In another volatile week of trading, stocks fell for the seventh consecutive week. A late-day surge last Friday kept the S&P 500 out of bear territory, but not enough to keep it out of the red for the week. Disappointing earnings and declining profits from some major retailers apparently caused concern that retailers will pass on higher input costs to customers. The Federal Reserve Chairperson added to the angst when he said that “some pain” may be involved in the fight to tame inflation. This was enough to prompt investors to pull away from stocks. By the end of last week, the Nasdaq, the Dow, and the S&P 500 all fell by 2.9% or more. Crude oil prices climbed higher, while the dollar slid lower. Ten-year Treasury yields fell 15 basis points as bond prices increased. Gold prices rose by nearly $37.00.
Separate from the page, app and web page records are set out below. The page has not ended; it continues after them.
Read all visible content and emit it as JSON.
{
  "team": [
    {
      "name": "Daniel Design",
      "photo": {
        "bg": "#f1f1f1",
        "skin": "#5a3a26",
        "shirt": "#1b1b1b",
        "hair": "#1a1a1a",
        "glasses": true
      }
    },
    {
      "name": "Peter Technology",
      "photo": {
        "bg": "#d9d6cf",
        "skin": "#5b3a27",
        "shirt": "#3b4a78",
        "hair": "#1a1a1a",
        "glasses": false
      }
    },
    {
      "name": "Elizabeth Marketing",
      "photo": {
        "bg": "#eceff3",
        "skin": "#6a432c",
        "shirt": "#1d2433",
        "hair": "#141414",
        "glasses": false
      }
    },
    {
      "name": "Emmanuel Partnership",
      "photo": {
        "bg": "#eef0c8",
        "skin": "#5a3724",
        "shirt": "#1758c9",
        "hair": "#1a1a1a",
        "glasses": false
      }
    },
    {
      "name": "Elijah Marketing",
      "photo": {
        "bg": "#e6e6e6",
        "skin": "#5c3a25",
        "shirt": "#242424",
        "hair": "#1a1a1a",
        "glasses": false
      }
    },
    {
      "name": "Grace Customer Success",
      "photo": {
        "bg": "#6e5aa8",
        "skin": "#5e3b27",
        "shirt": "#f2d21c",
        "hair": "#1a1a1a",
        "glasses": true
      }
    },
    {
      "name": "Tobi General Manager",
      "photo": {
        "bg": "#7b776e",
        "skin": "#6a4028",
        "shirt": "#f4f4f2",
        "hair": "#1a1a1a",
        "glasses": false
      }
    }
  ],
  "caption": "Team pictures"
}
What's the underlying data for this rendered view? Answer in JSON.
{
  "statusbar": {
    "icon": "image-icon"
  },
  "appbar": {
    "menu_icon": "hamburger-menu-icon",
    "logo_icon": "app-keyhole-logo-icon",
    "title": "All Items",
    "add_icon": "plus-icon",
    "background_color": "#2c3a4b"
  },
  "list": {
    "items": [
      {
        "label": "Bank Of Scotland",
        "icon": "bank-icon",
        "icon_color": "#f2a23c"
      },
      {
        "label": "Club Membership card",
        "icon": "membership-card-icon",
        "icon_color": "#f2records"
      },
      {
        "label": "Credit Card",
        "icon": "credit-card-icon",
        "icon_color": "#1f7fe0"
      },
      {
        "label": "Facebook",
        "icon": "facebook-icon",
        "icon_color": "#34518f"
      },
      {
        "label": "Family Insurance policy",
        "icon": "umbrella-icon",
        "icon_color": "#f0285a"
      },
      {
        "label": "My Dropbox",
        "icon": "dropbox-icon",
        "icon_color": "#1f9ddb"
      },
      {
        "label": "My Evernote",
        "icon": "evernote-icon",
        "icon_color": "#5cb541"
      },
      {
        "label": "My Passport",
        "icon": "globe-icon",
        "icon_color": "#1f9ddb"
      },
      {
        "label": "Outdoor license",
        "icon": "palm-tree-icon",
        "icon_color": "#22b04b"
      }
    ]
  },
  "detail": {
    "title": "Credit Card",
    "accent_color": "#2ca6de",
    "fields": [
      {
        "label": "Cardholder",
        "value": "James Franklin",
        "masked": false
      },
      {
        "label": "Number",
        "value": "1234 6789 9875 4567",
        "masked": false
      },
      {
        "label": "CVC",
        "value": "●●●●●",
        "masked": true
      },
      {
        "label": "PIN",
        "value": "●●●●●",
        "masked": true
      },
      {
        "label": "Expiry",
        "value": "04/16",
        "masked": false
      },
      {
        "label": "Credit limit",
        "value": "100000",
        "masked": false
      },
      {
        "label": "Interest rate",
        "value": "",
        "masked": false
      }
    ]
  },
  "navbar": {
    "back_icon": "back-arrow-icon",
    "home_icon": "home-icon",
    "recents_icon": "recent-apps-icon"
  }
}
Last Week’s Economic News
· Retail sales in April rose 0.9% after increasing 1.4% in March. Retail sales advanced 8.2% since April 2021.
· Industrial production increased for the fourth consecutive month following a 1.1% advance in April. Total industrial production in April was 6.4% above its year-earlier level.
· The housing market is showing definite signs of slowing. In April, building permits (-3.2%), housing starts (-0.2%), and housing completions (-5.1%) decreased from their respective March totals. In particular, single-family new home construction is beginning to wane. The number of single-family building permits issued in April was 4.6% below the March figure, while single-family housing starts (-7.3%), and housing completions (-4.9%) also declined.
· Sales of existing homes fell for the third consecutive month after declining 2.4% in April. Existing-home sales are down 5.9% since April 2021. According to the National Association of Realtors®, higher home prices and rising mortgage rates have limited buyer activity.
· The national average retail price for regular gasoline was $4.491 per gallon on May 16, $0.163 per gallon above the prior week’s price and $1.463 higher than a year ago.
· For the week ended May 14, there were 218,000 new claims for unemployment insurance, an increase of 21,000 from the previous week’s level.
Eye on the Week Ahead
Two important reports are available this week: one related to the economy and the other targeting inflation. The second estimate of the first-quarter gross domestic product is out this week. The economy decelerated at an annualized rate of 1.4%, according to the initial estimate. The April report on personal income and outlays is also available this week. The Personal Consumption Expenditures Price Index, a measure of inflationary trends favored by the Federal Reserve, shows prices have risen 6.6% since April 2021 — well above the 2.0% rate targeted by the Fed.
Have a nice week!